State Open Meetings Statute Protects Attendees' Right to Videorecord Proceedings
Courts have held that the First Amendment protects the right to record public officials (such as police officers) on public streets and sidewalks. But the same might not apply to public meetings in government buildings; such buildings are often seen as "limited public fora" or "nonpublic fora," in both of which reasonable, viewpoint-neutral restrictions are allowed, and one can argue that limits on videorecording are indeed reasonable and viewpoint-neutral. Federal courts, for instance, take the view that bans on recording of court hearings are constitutional; the same might apply to legislative and executive meetings as well.
But state law can provide more protection, as Zink v. City of Mesa, decided today by the Washington Court of Appeals shows (opinion by Chief Judge Rebecca Pennell, joined by Judges Laurel Siddoway & Robert Lawrence-Berrey):
The Open Public Meetings Act of 1971 (OPMA), chapter 42.30 RCW, is a powerfully worded statute that broadly protects the public's right of access to all forms of public meetings. Under the terms of the statute, governmental bodies cannot set conditions on the right to attend a public meeting unless reasonably based on the need to keep order.
Donna Zink was excluded from a Mesa city council meeting because she sought to video record the proceedings. The video recording was not inherently disruptive; Ms. Zink was prohibited from making a recording simply because at least some members of the city council did not wish to be on video. By conditioning Ms. Zink's attendance at the city council meeting on her agreement not to make a video recording, Mesa violated Ms. Zink's rights under the OPMA….
The OPMA recognizes very few avenues for restricting attendance at governmental meetings. The statute recognizes the authority to exclude the public from executive sessions. In addition, the governing body may remove a member of the public who is disrupting the orderly conduct of business. But any such removal must be reasonable.

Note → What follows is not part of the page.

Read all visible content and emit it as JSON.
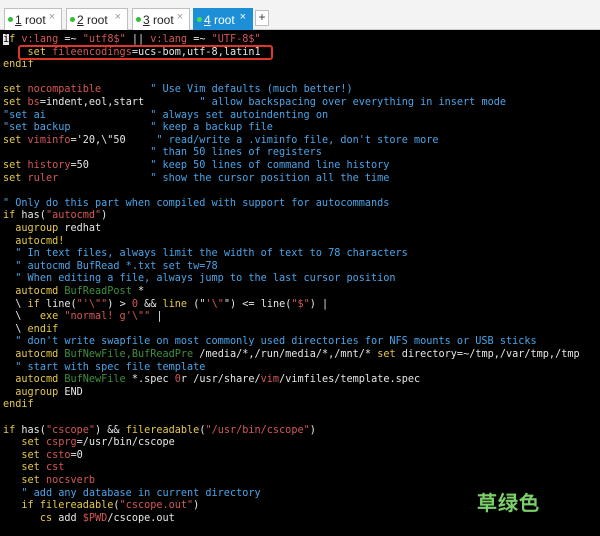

One of the core protections under the OPMA is that an individual's right to attend a public meeting cannot be restricted to fulfilment of a "condition precedent." RCW 42.30.040. The statute does not define what is meant by "condition precedent." Black's Law Dictionary defines the term as:
An act or event, other than a lapse of time, that must exist or occur before a duty to perform something promised arises. ● If the condition does not occur and is not excused, the promised performance need not be rendered. The most common condition contemplated by this phrase is the immediate or unconditional duty of performance by a promisor.
Under the foregoing definition, extracting a promise not to record as a precondition on attendance at a public meeting would appear to qualify as a condition precedent. This understanding is also consistent with the purpose of the OPMA, which is to grant the people of the state of Washington the right to be informed and retain control over governmental agencies.
The foregoing understanding of the OPMA is consistent with a 1998 attorney general opinion. When asked by a county prosecutor whether "a county legislative body [may] prohibit an individual from using a video or audio recording device to record a meeting or hearing conducted by county officials," the Office of the Attorney General concluded:
A county does not have authority to ban video or sound recording of a meeting required to be open to the public by the [OPMA]; the county could regulate recording only to the extent necessary to preserve order at the meeting and facilitate public attendance.
While we are not bound by attorney general opinions, we generally give them great weight. Such weight is especially appropriate here, given the opinion has been in place for over 20 years and the OPMA has been amended several times during this period with no changes that would impact the opinion.
We interpret the OPMA as prohibiting governing bodies from restricting audio or video recordings as a condition precedent to attending a public meeting. This is not to say a governing body cannot exclude a member of the public who is recording a meeting in a disruptive manner. But the undisputed facts show this is not what happened here. The video evidence demonstrates Ms. Zink did not cause a disturbance when she began recording. The discussion between Ms. Zink, Mayor Ross and others was civil and orderly. There were no threats and the discussion took place prior to the council's discussion of items on the agenda. Unlike the circumstances in Kast, Ms. Zink's actions did not constitute an interruption of the council's public meeting. The decision to eject Ms. Zink from the May 8, 2003, city council meeting was not reasonable under the circumstances….